WHAT YOU WILL DO -
Find the word "plus" in the data below and copy each line that holds it.

[Opening PROVIDED MATERIAL section]

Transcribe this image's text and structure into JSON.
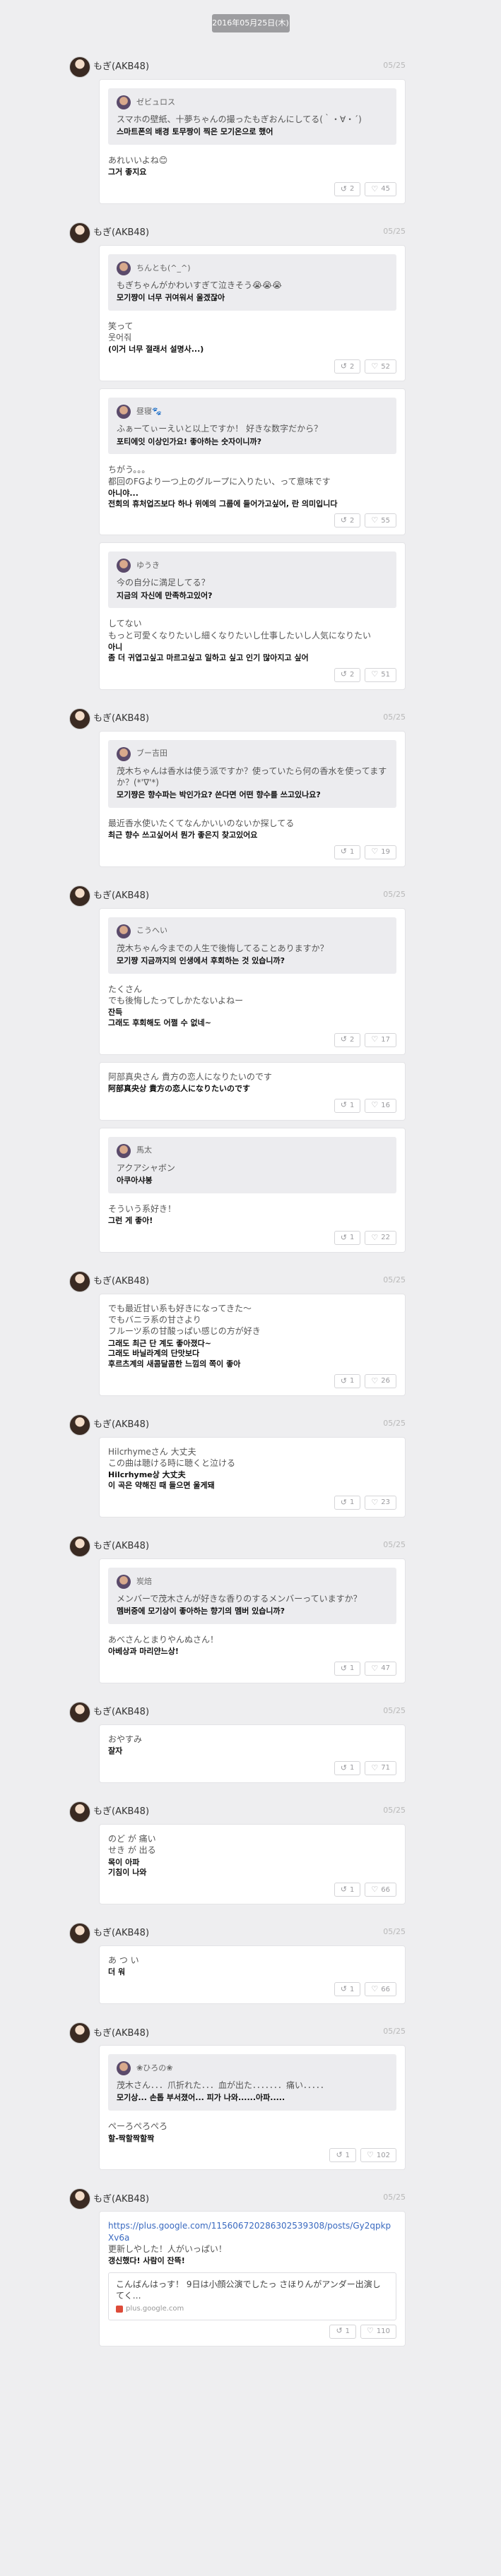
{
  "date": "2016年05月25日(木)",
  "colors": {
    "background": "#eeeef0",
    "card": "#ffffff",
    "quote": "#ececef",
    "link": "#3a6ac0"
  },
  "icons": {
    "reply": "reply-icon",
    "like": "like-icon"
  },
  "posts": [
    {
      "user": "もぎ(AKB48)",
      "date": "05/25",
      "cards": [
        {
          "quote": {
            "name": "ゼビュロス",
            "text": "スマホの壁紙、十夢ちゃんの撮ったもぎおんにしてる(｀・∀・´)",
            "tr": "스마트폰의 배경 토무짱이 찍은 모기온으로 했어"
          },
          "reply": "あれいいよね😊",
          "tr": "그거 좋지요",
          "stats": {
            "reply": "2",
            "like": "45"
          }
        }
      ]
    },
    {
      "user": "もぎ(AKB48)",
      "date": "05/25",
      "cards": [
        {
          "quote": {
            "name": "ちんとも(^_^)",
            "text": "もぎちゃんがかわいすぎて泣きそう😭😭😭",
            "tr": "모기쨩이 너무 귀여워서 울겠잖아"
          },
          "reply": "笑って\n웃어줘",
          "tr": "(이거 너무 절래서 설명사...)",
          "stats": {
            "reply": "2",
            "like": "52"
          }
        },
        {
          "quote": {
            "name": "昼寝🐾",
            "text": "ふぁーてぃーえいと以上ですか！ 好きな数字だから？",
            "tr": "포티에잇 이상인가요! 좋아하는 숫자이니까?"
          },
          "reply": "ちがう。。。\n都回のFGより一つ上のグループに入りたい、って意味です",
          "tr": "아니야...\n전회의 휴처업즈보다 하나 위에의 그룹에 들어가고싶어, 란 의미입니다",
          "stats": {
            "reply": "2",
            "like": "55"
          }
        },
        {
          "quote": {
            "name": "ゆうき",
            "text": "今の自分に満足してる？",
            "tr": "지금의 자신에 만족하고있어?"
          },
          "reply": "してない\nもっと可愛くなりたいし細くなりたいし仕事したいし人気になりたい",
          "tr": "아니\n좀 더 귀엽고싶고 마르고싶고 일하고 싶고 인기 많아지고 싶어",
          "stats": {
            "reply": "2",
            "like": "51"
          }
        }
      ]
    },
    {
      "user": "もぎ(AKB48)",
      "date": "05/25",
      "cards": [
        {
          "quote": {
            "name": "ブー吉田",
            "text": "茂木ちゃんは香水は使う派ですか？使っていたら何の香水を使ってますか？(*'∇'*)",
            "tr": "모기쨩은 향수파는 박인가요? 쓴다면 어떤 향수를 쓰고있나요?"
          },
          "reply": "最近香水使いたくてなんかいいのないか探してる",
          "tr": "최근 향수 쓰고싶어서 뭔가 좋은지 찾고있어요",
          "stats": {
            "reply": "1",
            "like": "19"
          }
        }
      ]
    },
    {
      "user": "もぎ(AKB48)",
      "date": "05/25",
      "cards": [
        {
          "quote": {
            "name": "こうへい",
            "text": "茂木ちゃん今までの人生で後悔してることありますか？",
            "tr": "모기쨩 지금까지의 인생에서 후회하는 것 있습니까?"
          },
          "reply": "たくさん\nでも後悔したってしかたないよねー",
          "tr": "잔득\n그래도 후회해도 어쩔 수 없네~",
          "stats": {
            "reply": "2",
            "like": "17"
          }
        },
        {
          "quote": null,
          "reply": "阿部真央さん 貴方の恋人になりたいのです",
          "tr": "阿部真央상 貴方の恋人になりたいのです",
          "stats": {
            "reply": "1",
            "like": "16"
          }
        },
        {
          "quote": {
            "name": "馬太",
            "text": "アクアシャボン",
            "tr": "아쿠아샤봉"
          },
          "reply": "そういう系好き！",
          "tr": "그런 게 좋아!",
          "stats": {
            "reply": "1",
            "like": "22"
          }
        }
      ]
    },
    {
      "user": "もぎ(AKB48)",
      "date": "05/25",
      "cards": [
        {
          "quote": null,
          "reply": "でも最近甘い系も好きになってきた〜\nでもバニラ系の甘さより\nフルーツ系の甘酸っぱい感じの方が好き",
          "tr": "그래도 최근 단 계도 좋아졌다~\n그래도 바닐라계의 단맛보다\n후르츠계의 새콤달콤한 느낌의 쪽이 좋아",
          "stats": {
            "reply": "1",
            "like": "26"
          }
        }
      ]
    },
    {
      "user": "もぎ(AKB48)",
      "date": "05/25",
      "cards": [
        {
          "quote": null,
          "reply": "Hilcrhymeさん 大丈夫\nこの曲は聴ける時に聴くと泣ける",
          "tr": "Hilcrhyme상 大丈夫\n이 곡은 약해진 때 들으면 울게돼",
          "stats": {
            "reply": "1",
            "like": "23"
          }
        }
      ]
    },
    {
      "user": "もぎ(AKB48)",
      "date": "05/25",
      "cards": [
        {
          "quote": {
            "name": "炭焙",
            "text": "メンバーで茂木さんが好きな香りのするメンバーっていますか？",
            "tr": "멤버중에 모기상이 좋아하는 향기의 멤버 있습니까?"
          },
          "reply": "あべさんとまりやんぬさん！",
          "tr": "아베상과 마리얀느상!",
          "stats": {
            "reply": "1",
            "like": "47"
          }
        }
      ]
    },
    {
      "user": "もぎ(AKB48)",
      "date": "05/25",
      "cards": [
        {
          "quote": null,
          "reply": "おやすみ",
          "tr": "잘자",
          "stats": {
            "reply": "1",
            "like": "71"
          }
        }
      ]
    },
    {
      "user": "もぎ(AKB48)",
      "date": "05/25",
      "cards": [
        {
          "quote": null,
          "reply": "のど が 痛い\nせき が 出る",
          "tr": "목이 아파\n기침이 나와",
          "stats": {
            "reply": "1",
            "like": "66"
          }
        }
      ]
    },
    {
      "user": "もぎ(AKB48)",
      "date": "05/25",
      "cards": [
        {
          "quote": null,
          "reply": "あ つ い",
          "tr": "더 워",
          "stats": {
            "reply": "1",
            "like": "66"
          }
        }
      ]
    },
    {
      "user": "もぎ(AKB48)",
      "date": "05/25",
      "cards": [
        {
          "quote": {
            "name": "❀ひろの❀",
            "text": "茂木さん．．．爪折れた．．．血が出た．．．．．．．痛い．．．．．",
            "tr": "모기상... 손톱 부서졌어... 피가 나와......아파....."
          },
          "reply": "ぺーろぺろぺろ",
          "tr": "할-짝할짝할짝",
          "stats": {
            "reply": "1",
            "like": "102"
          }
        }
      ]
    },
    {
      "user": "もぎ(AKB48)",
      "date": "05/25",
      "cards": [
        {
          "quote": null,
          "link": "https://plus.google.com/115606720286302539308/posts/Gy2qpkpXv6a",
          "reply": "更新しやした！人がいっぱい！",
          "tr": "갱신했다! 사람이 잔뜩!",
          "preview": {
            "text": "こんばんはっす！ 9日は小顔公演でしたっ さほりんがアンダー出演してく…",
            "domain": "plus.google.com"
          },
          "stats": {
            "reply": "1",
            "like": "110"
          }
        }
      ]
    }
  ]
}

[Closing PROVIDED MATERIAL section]

ANSWER TO THIS PROBLEM -
          "link": "https://plus.google.com/115606720286302539308/posts/Gy2qpkpXv6a",
            "domain": "plus.google.com"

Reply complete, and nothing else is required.